WORK ORDER
Say the number of lines in the records below that hold the word "structured", and only that number.

(EXERCISE INPUTS Opens)

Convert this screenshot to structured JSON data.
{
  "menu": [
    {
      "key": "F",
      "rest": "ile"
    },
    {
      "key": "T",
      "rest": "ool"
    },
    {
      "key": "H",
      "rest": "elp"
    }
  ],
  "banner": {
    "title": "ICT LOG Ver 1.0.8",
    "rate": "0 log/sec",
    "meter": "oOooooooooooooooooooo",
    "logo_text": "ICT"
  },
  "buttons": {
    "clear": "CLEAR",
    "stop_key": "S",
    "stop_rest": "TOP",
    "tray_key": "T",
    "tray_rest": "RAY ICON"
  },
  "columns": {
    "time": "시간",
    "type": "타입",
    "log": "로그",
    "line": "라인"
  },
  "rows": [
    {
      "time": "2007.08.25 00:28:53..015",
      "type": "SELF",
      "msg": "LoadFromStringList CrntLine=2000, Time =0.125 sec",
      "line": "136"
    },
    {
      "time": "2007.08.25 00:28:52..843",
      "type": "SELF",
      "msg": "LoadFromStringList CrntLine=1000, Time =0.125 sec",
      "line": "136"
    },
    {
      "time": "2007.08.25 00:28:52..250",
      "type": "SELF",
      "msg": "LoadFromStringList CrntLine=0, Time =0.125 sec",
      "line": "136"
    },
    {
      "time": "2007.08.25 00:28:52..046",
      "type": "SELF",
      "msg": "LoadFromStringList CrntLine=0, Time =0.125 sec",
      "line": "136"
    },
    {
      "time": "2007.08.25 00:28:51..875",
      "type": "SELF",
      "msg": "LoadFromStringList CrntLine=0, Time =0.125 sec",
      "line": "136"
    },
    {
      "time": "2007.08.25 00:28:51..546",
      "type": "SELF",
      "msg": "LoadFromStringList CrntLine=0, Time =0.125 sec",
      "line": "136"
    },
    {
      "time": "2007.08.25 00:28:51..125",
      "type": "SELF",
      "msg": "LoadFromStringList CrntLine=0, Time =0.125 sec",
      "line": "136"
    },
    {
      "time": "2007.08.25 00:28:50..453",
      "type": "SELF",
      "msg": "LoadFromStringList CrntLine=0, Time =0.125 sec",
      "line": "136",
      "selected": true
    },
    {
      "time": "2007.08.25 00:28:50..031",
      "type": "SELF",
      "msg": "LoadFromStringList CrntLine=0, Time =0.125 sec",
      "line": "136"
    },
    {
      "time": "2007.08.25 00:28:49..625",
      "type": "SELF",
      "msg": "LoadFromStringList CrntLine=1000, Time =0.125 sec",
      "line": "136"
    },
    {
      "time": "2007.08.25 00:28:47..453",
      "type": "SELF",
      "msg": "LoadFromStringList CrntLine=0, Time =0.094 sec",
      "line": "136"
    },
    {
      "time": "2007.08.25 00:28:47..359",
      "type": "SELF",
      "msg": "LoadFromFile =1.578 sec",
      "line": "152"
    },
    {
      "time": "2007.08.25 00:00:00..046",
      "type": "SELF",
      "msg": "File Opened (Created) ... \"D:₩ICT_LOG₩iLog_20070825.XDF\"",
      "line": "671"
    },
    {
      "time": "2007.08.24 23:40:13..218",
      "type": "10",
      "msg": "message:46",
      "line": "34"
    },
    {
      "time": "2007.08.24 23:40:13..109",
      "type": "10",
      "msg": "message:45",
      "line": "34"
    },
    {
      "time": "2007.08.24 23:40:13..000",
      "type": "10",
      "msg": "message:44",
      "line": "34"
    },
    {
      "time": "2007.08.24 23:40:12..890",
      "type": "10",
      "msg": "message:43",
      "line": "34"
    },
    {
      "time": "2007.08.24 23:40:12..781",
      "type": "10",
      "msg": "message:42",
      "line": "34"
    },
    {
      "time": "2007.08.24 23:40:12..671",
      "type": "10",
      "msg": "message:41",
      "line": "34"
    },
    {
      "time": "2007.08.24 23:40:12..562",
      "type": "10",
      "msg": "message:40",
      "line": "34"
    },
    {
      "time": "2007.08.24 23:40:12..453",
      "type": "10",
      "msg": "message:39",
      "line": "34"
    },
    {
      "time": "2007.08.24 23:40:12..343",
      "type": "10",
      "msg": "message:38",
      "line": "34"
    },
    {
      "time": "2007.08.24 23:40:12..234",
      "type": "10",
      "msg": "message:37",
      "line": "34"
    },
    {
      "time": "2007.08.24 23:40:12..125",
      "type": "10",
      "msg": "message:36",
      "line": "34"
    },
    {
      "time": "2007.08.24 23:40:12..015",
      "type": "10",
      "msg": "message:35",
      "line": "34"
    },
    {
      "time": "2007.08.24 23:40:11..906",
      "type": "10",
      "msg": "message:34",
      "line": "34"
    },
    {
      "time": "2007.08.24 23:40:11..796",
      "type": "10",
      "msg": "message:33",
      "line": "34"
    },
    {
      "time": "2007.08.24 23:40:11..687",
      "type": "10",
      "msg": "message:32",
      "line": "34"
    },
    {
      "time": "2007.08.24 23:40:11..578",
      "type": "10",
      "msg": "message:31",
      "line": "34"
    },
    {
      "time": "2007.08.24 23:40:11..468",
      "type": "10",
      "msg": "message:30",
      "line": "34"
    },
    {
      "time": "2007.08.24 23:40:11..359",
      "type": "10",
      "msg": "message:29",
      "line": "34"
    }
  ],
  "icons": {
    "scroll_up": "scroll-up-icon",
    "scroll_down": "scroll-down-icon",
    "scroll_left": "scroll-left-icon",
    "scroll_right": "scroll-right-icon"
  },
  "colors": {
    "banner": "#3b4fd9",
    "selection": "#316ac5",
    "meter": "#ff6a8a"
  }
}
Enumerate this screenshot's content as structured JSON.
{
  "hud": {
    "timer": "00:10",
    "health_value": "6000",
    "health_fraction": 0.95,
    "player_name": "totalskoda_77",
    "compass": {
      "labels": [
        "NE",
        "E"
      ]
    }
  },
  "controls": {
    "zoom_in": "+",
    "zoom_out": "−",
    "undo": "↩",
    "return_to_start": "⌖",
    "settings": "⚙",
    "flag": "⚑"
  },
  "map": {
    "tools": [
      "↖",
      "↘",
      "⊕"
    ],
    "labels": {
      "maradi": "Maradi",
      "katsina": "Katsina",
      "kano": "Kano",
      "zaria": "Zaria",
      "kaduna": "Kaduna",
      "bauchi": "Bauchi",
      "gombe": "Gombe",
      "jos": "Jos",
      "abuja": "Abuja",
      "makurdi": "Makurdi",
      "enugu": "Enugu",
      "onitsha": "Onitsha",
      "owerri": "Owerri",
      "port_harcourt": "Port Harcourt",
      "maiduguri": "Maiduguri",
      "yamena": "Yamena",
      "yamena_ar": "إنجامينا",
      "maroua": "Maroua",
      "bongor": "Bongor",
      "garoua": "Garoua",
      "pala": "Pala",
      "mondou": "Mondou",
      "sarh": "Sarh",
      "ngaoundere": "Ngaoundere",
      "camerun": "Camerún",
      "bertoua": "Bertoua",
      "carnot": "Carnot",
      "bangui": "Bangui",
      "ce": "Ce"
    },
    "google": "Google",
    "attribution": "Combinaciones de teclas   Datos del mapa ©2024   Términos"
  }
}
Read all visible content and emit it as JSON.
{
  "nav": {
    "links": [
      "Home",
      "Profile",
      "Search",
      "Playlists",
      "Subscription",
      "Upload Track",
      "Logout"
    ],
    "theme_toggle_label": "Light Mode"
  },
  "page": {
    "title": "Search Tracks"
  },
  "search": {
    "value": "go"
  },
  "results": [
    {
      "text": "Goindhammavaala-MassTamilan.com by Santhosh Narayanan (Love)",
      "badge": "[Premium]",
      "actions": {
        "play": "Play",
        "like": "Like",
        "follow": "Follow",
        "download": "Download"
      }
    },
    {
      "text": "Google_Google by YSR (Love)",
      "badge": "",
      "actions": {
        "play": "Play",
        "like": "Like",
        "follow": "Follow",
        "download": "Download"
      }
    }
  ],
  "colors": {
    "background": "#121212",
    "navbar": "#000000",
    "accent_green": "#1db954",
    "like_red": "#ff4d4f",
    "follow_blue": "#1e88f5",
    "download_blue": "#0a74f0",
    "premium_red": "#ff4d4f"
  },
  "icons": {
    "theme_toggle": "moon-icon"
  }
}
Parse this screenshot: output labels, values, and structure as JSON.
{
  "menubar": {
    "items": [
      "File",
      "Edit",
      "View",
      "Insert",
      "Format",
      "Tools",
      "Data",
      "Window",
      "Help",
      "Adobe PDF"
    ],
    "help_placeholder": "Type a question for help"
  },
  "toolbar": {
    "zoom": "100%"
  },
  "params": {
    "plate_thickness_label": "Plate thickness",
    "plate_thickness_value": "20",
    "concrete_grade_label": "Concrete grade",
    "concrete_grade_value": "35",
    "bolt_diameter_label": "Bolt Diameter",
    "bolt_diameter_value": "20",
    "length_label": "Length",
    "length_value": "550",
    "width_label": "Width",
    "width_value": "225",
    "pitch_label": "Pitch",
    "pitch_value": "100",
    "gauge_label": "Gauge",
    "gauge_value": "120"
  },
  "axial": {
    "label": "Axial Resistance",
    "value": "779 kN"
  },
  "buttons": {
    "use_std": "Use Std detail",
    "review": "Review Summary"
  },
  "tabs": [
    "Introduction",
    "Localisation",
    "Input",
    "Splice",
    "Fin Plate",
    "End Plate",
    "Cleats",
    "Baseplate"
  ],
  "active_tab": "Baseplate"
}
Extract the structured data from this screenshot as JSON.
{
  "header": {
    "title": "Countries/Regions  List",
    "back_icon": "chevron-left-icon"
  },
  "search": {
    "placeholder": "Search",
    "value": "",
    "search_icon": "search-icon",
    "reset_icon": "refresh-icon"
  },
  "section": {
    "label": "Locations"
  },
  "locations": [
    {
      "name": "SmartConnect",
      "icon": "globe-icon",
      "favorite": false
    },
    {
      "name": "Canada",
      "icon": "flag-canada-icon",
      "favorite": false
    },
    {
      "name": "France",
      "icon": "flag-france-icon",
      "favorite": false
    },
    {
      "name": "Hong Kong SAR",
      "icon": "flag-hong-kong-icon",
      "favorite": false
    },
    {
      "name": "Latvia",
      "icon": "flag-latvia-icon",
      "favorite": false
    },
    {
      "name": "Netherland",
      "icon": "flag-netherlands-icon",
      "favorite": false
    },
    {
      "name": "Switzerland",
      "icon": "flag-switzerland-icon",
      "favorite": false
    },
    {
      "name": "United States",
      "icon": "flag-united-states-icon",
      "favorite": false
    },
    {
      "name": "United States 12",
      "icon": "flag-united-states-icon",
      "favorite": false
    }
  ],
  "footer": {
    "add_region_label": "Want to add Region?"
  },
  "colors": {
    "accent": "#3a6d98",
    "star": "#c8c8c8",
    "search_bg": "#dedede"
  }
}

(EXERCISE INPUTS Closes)

RESPONSE AREA
3